*** Block opens ***

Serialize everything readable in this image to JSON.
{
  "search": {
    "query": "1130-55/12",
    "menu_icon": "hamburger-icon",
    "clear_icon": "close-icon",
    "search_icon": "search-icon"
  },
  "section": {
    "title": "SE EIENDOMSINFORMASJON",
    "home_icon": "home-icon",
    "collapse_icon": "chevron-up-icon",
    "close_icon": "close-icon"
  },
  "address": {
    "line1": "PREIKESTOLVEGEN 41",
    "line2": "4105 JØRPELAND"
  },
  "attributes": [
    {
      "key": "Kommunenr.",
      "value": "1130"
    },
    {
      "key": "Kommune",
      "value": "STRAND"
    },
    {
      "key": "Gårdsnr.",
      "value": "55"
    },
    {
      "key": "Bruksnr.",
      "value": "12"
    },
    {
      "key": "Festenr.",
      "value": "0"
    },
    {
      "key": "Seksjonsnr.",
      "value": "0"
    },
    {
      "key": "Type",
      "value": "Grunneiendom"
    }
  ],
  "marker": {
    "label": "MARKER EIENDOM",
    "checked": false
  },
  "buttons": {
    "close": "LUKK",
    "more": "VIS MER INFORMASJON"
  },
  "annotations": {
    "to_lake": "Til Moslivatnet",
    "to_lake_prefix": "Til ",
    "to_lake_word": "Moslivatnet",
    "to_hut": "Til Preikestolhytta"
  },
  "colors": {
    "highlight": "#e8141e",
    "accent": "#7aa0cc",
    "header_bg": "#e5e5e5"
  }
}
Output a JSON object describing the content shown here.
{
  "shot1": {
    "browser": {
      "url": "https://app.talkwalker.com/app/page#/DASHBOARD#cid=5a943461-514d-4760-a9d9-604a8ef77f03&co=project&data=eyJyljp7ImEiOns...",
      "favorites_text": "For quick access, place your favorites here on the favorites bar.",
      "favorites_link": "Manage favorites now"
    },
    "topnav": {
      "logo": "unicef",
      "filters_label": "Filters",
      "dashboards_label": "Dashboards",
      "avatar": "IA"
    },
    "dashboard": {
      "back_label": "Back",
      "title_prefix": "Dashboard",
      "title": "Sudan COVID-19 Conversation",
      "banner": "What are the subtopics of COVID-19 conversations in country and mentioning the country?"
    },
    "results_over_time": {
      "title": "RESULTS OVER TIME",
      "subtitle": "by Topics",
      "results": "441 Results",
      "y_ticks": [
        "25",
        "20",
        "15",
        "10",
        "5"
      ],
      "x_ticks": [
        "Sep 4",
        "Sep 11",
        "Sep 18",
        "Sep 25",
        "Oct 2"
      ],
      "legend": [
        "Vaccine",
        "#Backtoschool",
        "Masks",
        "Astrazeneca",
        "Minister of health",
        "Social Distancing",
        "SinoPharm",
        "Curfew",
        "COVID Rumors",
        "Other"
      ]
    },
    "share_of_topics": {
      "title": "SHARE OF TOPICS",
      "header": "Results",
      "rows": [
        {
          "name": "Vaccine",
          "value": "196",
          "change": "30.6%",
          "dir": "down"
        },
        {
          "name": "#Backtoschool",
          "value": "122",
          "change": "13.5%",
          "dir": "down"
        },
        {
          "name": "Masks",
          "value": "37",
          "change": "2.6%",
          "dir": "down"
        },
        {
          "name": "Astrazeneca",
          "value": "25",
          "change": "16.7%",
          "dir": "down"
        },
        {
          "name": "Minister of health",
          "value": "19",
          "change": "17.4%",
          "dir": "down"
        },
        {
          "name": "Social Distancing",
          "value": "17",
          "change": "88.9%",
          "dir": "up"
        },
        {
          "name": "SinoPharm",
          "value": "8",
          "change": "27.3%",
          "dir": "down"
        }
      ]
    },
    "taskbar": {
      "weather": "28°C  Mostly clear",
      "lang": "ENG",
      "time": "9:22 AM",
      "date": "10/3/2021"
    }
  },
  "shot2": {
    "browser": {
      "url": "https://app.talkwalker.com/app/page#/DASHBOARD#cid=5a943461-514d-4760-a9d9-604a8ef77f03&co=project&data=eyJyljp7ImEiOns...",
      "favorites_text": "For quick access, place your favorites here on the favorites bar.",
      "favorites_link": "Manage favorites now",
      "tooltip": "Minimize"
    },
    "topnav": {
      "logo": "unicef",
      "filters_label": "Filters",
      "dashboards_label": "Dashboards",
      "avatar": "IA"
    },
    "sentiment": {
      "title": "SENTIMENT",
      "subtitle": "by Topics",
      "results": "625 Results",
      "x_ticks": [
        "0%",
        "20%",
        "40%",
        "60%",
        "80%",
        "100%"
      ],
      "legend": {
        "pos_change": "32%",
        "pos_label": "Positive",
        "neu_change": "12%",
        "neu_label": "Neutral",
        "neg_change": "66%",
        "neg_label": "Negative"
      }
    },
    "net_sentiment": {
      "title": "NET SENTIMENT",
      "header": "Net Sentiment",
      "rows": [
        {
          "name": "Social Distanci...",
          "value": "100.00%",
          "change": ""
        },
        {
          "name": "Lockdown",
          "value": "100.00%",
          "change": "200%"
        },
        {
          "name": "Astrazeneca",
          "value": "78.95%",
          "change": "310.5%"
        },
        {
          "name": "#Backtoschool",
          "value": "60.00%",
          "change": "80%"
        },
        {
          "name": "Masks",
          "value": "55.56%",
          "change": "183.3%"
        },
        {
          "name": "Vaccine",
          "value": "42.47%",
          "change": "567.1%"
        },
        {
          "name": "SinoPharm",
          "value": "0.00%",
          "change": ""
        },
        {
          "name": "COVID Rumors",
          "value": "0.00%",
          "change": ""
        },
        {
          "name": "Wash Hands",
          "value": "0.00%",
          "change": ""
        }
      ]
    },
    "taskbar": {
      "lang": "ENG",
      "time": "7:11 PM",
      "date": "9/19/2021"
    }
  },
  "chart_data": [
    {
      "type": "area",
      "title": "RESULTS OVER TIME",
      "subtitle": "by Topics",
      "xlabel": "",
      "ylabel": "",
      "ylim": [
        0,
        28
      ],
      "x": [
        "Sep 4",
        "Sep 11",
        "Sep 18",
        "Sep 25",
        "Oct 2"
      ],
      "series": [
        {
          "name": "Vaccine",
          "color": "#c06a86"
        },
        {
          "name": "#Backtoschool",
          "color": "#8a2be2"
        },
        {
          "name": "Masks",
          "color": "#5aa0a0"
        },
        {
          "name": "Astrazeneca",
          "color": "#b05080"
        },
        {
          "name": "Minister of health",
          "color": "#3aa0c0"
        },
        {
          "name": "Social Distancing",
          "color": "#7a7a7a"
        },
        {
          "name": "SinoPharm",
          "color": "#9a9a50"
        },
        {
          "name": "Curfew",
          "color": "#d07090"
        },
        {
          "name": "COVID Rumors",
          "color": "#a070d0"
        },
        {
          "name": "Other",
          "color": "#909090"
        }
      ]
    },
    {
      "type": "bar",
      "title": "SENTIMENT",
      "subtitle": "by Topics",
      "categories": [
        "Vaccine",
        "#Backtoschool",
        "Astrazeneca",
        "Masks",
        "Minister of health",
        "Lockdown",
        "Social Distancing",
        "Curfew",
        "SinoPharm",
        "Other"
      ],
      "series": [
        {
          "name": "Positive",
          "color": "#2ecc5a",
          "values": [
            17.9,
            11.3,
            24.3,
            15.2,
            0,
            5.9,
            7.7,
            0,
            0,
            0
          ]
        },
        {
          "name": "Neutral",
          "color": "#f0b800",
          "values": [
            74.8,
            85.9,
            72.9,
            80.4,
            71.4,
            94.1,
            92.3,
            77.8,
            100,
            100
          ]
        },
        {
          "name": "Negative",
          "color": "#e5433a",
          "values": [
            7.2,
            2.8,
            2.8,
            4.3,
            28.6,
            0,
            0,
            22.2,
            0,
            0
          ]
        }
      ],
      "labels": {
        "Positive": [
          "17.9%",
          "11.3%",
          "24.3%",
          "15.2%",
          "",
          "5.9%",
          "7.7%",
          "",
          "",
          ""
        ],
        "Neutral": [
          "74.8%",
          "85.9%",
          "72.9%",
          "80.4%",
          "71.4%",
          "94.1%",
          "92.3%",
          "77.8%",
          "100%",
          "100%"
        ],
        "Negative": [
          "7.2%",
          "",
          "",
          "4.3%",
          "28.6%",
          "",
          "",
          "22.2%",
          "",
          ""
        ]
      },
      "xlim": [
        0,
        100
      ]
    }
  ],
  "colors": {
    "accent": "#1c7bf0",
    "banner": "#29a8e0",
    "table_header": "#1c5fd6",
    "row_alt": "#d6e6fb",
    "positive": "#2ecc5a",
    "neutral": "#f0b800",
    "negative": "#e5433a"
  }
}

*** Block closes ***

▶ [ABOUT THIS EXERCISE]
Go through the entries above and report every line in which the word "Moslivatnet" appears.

▶ [OUTPUT FOR THIS EXERCISE]
    "to_lake": "Til Moslivatnet",
    "to_lake_word": "Moslivatnet",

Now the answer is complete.